1. Set aside the time for innovation and creative endeavors. Have roundtable discussions with colleagues of many different personalities, ages, and experience levels. Make it a company rule that, for at least 30 minutes a day, everyone MUST play, have fun, and innovate. I know this is a hard one for most design and construction companies. But it is vital for cultivating innovation in the workplace. You will get a big return on this investment of time if you take the risk and let your people play.
2. Meet regularly to discuss new ideas. At every meeting, ask: “What can we do differently?” It is vital for the success of your company. Throw out the status quo.
3. Develop a “yes, and” culture. Take the personal “yes, and” attitude and infuse it into your workplace. Ban the phrase, “Yes, but….” Allow people to think way outside the box and offer new ways of doing things. As an industry, we are taught to be risk averse. This is a death knell for innovation. You must reward innovation instead of risk aversion. Let your people know that the leadership is open to new ideas.

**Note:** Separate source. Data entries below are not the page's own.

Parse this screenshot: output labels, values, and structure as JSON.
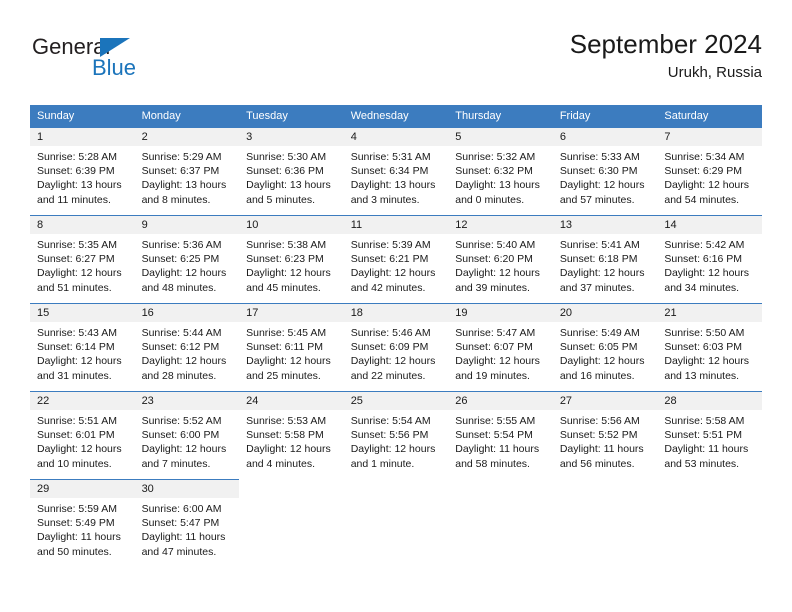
{
  "logo": {
    "word_one": "General",
    "word_two": "Blue",
    "triangle_color": "#1b74bb",
    "text_color": "#231f20"
  },
  "header": {
    "title": "September 2024",
    "subtitle": "Urukh, Russia"
  },
  "colors": {
    "header_blue": "#3c7cbf",
    "daynum_gray": "#f1f1f1",
    "text": "#1a1a1a"
  },
  "weekday_headers": [
    "Sunday",
    "Monday",
    "Tuesday",
    "Wednesday",
    "Thursday",
    "Friday",
    "Saturday"
  ],
  "weeks": [
    [
      {
        "day": "1",
        "sunrise": "Sunrise: 5:28 AM",
        "sunset": "Sunset: 6:39 PM",
        "daylight_line1": "Daylight: 13 hours",
        "daylight_line2": "and 11 minutes."
      },
      {
        "day": "2",
        "sunrise": "Sunrise: 5:29 AM",
        "sunset": "Sunset: 6:37 PM",
        "daylight_line1": "Daylight: 13 hours",
        "daylight_line2": "and 8 minutes."
      },
      {
        "day": "3",
        "sunrise": "Sunrise: 5:30 AM",
        "sunset": "Sunset: 6:36 PM",
        "daylight_line1": "Daylight: 13 hours",
        "daylight_line2": "and 5 minutes."
      },
      {
        "day": "4",
        "sunrise": "Sunrise: 5:31 AM",
        "sunset": "Sunset: 6:34 PM",
        "daylight_line1": "Daylight: 13 hours",
        "daylight_line2": "and 3 minutes."
      },
      {
        "day": "5",
        "sunrise": "Sunrise: 5:32 AM",
        "sunset": "Sunset: 6:32 PM",
        "daylight_line1": "Daylight: 13 hours",
        "daylight_line2": "and 0 minutes."
      },
      {
        "day": "6",
        "sunrise": "Sunrise: 5:33 AM",
        "sunset": "Sunset: 6:30 PM",
        "daylight_line1": "Daylight: 12 hours",
        "daylight_line2": "and 57 minutes."
      },
      {
        "day": "7",
        "sunrise": "Sunrise: 5:34 AM",
        "sunset": "Sunset: 6:29 PM",
        "daylight_line1": "Daylight: 12 hours",
        "daylight_line2": "and 54 minutes."
      }
    ],
    [
      {
        "day": "8",
        "sunrise": "Sunrise: 5:35 AM",
        "sunset": "Sunset: 6:27 PM",
        "daylight_line1": "Daylight: 12 hours",
        "daylight_line2": "and 51 minutes."
      },
      {
        "day": "9",
        "sunrise": "Sunrise: 5:36 AM",
        "sunset": "Sunset: 6:25 PM",
        "daylight_line1": "Daylight: 12 hours",
        "daylight_line2": "and 48 minutes."
      },
      {
        "day": "10",
        "sunrise": "Sunrise: 5:38 AM",
        "sunset": "Sunset: 6:23 PM",
        "daylight_line1": "Daylight: 12 hours",
        "daylight_line2": "and 45 minutes."
      },
      {
        "day": "11",
        "sunrise": "Sunrise: 5:39 AM",
        "sunset": "Sunset: 6:21 PM",
        "daylight_line1": "Daylight: 12 hours",
        "daylight_line2": "and 42 minutes."
      },
      {
        "day": "12",
        "sunrise": "Sunrise: 5:40 AM",
        "sunset": "Sunset: 6:20 PM",
        "daylight_line1": "Daylight: 12 hours",
        "daylight_line2": "and 39 minutes."
      },
      {
        "day": "13",
        "sunrise": "Sunrise: 5:41 AM",
        "sunset": "Sunset: 6:18 PM",
        "daylight_line1": "Daylight: 12 hours",
        "daylight_line2": "and 37 minutes."
      },
      {
        "day": "14",
        "sunrise": "Sunrise: 5:42 AM",
        "sunset": "Sunset: 6:16 PM",
        "daylight_line1": "Daylight: 12 hours",
        "daylight_line2": "and 34 minutes."
      }
    ],
    [
      {
        "day": "15",
        "sunrise": "Sunrise: 5:43 AM",
        "sunset": "Sunset: 6:14 PM",
        "daylight_line1": "Daylight: 12 hours",
        "daylight_line2": "and 31 minutes."
      },
      {
        "day": "16",
        "sunrise": "Sunrise: 5:44 AM",
        "sunset": "Sunset: 6:12 PM",
        "daylight_line1": "Daylight: 12 hours",
        "daylight_line2": "and 28 minutes."
      },
      {
        "day": "17",
        "sunrise": "Sunrise: 5:45 AM",
        "sunset": "Sunset: 6:11 PM",
        "daylight_line1": "Daylight: 12 hours",
        "daylight_line2": "and 25 minutes."
      },
      {
        "day": "18",
        "sunrise": "Sunrise: 5:46 AM",
        "sunset": "Sunset: 6:09 PM",
        "daylight_line1": "Daylight: 12 hours",
        "daylight_line2": "and 22 minutes."
      },
      {
        "day": "19",
        "sunrise": "Sunrise: 5:47 AM",
        "sunset": "Sunset: 6:07 PM",
        "daylight_line1": "Daylight: 12 hours",
        "daylight_line2": "and 19 minutes."
      },
      {
        "day": "20",
        "sunrise": "Sunrise: 5:49 AM",
        "sunset": "Sunset: 6:05 PM",
        "daylight_line1": "Daylight: 12 hours",
        "daylight_line2": "and 16 minutes."
      },
      {
        "day": "21",
        "sunrise": "Sunrise: 5:50 AM",
        "sunset": "Sunset: 6:03 PM",
        "daylight_line1": "Daylight: 12 hours",
        "daylight_line2": "and 13 minutes."
      }
    ],
    [
      {
        "day": "22",
        "sunrise": "Sunrise: 5:51 AM",
        "sunset": "Sunset: 6:01 PM",
        "daylight_line1": "Daylight: 12 hours",
        "daylight_line2": "and 10 minutes."
      },
      {
        "day": "23",
        "sunrise": "Sunrise: 5:52 AM",
        "sunset": "Sunset: 6:00 PM",
        "daylight_line1": "Daylight: 12 hours",
        "daylight_line2": "and 7 minutes."
      },
      {
        "day": "24",
        "sunrise": "Sunrise: 5:53 AM",
        "sunset": "Sunset: 5:58 PM",
        "daylight_line1": "Daylight: 12 hours",
        "daylight_line2": "and 4 minutes."
      },
      {
        "day": "25",
        "sunrise": "Sunrise: 5:54 AM",
        "sunset": "Sunset: 5:56 PM",
        "daylight_line1": "Daylight: 12 hours",
        "daylight_line2": "and 1 minute."
      },
      {
        "day": "26",
        "sunrise": "Sunrise: 5:55 AM",
        "sunset": "Sunset: 5:54 PM",
        "daylight_line1": "Daylight: 11 hours",
        "daylight_line2": "and 58 minutes."
      },
      {
        "day": "27",
        "sunrise": "Sunrise: 5:56 AM",
        "sunset": "Sunset: 5:52 PM",
        "daylight_line1": "Daylight: 11 hours",
        "daylight_line2": "and 56 minutes."
      },
      {
        "day": "28",
        "sunrise": "Sunrise: 5:58 AM",
        "sunset": "Sunset: 5:51 PM",
        "daylight_line1": "Daylight: 11 hours",
        "daylight_line2": "and 53 minutes."
      }
    ],
    [
      {
        "day": "29",
        "sunrise": "Sunrise: 5:59 AM",
        "sunset": "Sunset: 5:49 PM",
        "daylight_line1": "Daylight: 11 hours",
        "daylight_line2": "and 50 minutes."
      },
      {
        "day": "30",
        "sunrise": "Sunrise: 6:00 AM",
        "sunset": "Sunset: 5:47 PM",
        "daylight_line1": "Daylight: 11 hours",
        "daylight_line2": "and 47 minutes."
      },
      {
        "day": "",
        "sunrise": "",
        "sunset": "",
        "daylight_line1": "",
        "daylight_line2": ""
      },
      {
        "day": "",
        "sunrise": "",
        "sunset": "",
        "daylight_line1": "",
        "daylight_line2": ""
      },
      {
        "day": "",
        "sunrise": "",
        "sunset": "",
        "daylight_line1": "",
        "daylight_line2": ""
      },
      {
        "day": "",
        "sunrise": "",
        "sunset": "",
        "daylight_line1": "",
        "daylight_line2": ""
      },
      {
        "day": "",
        "sunrise": "",
        "sunset": "",
        "daylight_line1": "",
        "daylight_line2": ""
      }
    ]
  ]
}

I understand that the technical folks in the industry aren’t the best at innovation and creativity. Now is the time to challenge them to think differently. Now is the time to find those new ways of working. The industry is changing and changing fast. We can either embrace the change and drive innovation or react to the change and be one step behind. Now, go out there and innovate!